(Dataset rows describing interfaces)
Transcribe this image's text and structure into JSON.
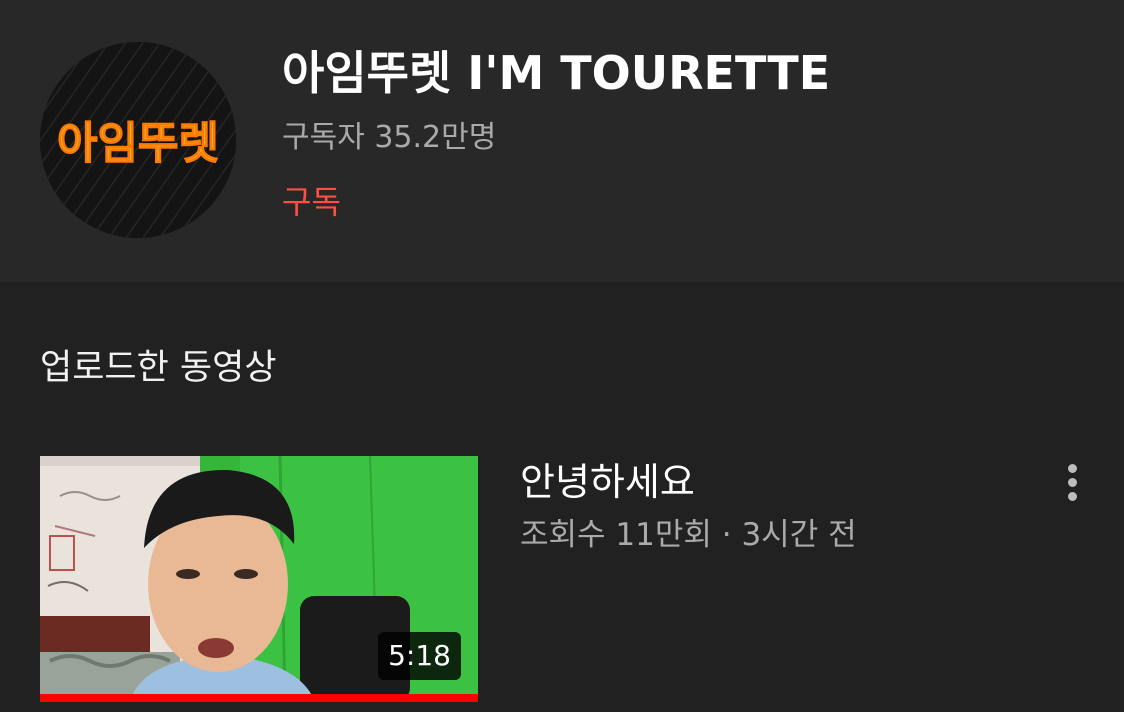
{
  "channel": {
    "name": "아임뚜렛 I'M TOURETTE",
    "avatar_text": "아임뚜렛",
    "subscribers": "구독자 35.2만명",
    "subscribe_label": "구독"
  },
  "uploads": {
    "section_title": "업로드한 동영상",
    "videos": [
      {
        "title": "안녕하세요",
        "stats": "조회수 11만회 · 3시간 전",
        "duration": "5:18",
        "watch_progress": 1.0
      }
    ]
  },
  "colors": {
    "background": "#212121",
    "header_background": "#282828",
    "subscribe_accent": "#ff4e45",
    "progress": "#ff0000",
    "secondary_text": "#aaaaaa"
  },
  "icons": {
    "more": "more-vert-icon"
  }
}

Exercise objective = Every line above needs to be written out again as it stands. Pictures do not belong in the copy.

Problem solution =
Transcribe this image's text and structure into JSON.
{
  "channel": {
    "name": "아임뚜렛 I'M TOURETTE",
    "avatar_text": "아임뚜렛",
    "subscribers": "구독자 35.2만명",
    "subscribe_label": "구독"
  },
  "uploads": {
    "section_title": "업로드한 동영상",
    "videos": [
      {
        "title": "안녕하세요",
        "stats": "조회수 11만회 · 3시간 전",
        "duration": "5:18",
        "watch_progress": 1.0
      }
    ]
  },
  "colors": {
    "background": "#212121",
    "header_background": "#282828",
    "subscribe_accent": "#ff4e45",
    "progress": "#ff0000",
    "secondary_text": "#aaaaaa"
  },
  "icons": {
    "more": "more-vert-icon"
  }
}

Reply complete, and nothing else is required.